- Be able to swim proficiently and comfortably in any type of weather or water condition.
- Know how to use a life jacket (and be comfortable using one).
- Have at least some basic experience with whistles, personal flotation devices (such as vests), personal locator beacons (PLBs), knives—anything that could help you if something goes wrong while diving.
8. Focus on your breath as you dive into the water.
You can also try to focus on your breathing as you dive into the water. When you breathe, your body wants to take in a large amount of oxygen, but if it does so too quickly, it will be unable to process all the air in that time frame and may make you feel light-headed or even faint. If this happens, slow down your breathing rate until it feels more natural for you (typically about 10-12 breaths per minute).
Breathe from your diaphragm (the muscle below your lungs) rather than from your chest or throat. Your muscles in these areas are small and can’t take in enough oxygen at once; however, when properly used they are able to help expand their capacity significantly with deep breaths from the belly area instead of shallow ones from above the waistline where they’re located. This deeper type of inhalation allows more oxygen into our bloodstreams over longer periods of time which means less gasping for breath during dives!

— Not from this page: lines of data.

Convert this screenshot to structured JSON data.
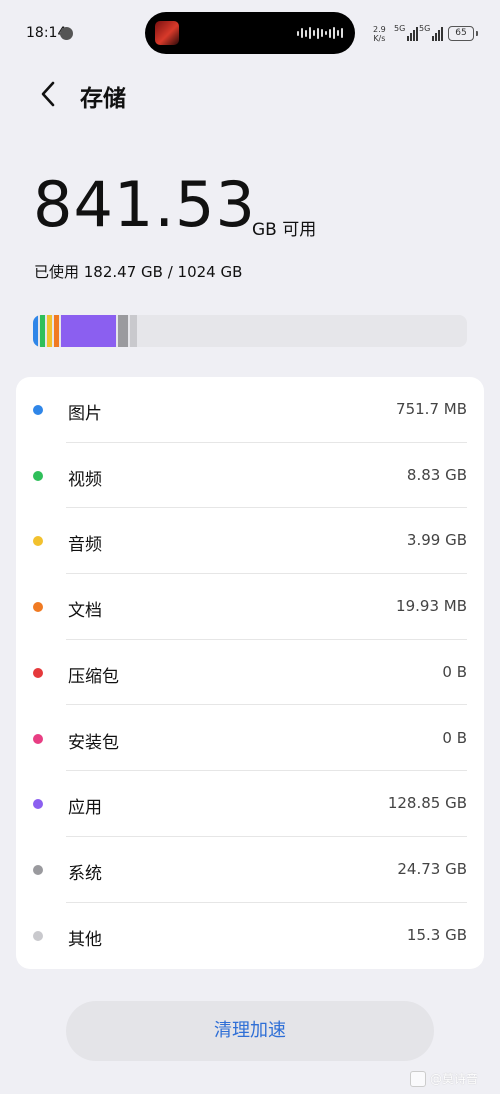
{
  "status_bar": {
    "time": "18:14",
    "net_speed_value": "2.9",
    "net_speed_unit": "K/s",
    "signal1": "5G",
    "signal2": "5G",
    "battery": "65"
  },
  "header": {
    "title": "存储"
  },
  "summary": {
    "available_value": "841.53",
    "available_unit": "GB 可用",
    "used_text": "已使用 182.47 GB / 1024 GB"
  },
  "storage_bar": {
    "track_color": "#e6e6ea",
    "segments": [
      {
        "name": "图片",
        "color": "#2f86e8",
        "fraction": 0.0007
      },
      {
        "name": "视频",
        "color": "#2fbf5a",
        "fraction": 0.0086
      },
      {
        "name": "音频",
        "color": "#f2c12e",
        "fraction": 0.0039
      },
      {
        "name": "文档",
        "color": "#f07a22",
        "fraction": 0.0002
      },
      {
        "name": "应用",
        "color": "#8b5ff0",
        "fraction": 0.1258
      },
      {
        "name": "系统",
        "color": "#9a9a9e",
        "fraction": 0.0242
      },
      {
        "name": "其他",
        "color": "#c9c9cd",
        "fraction": 0.0149
      }
    ]
  },
  "categories": [
    {
      "label": "图片",
      "size": "751.7 MB",
      "color": "#2f86e8"
    },
    {
      "label": "视频",
      "size": "8.83 GB",
      "color": "#2fbf5a"
    },
    {
      "label": "音频",
      "size": "3.99 GB",
      "color": "#f2c12e"
    },
    {
      "label": "文档",
      "size": "19.93 MB",
      "color": "#f07a22"
    },
    {
      "label": "压缩包",
      "size": "0 B",
      "color": "#e5393b"
    },
    {
      "label": "安装包",
      "size": "0 B",
      "color": "#e83e83"
    },
    {
      "label": "应用",
      "size": "128.85 GB",
      "color": "#8b5ff0"
    },
    {
      "label": "系统",
      "size": "24.73 GB",
      "color": "#9a9a9e"
    },
    {
      "label": "其他",
      "size": "15.3 GB",
      "color": "#c9c9cd"
    }
  ],
  "actions": {
    "clean_label": "清理加速"
  },
  "watermark": "@莫诗音"
}
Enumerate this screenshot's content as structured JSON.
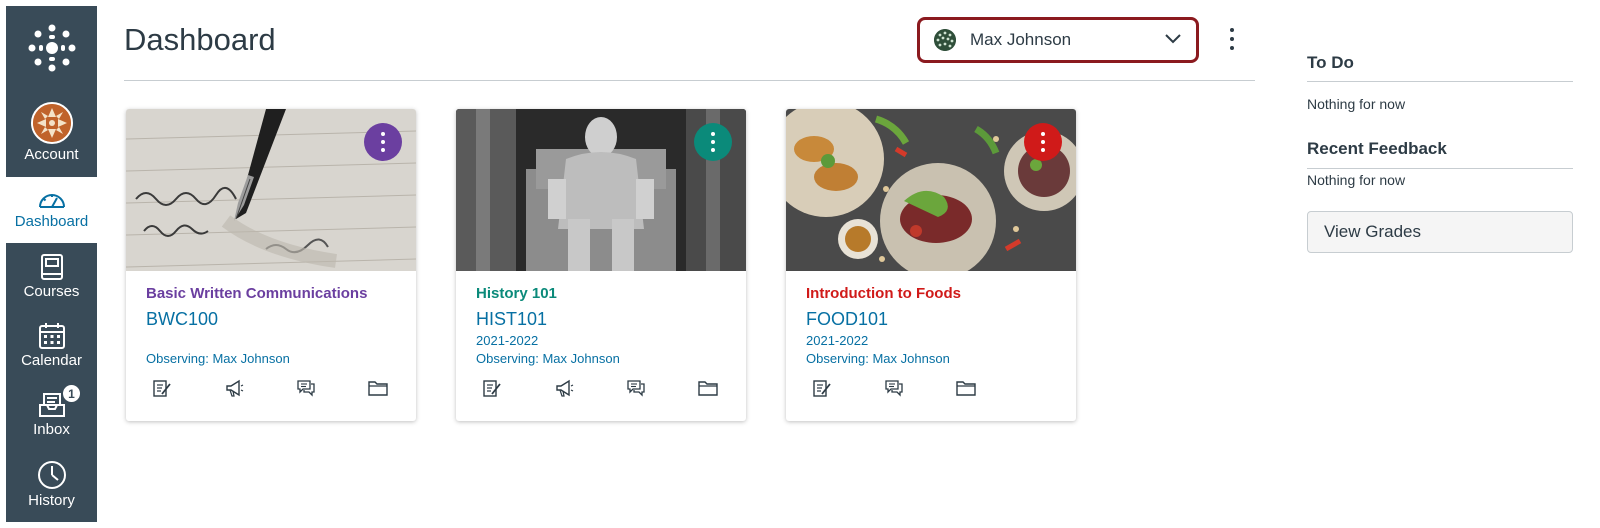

9. The best way to get over fear is to just dive in, literally.
The key here is that you can’t let your emotions get the best of you. You’ll be fine! It’s okay if you’re nervous, it’s even expected. But don’t let those nerves prevent you from doing what needs to be done: jumping into the water and starting swimming lessons.
If this seems like a lot of pressure, remember one thing: it’s going to be ok! The only way to overcome your fears is by facing them head-on, not running away from them or keeping yourself in hiding until they go away on their own (which they won’t). So what are you waiting for? Dive right in!
Conclusion: How to get over fear of diving?
To conclude, the more you practice diving, the less scary it becomes and eventually it doesn’t even cross your mind anymore. Just remember that when you start off with a new activity or hobby, take it slow and don’t push yourself too hard!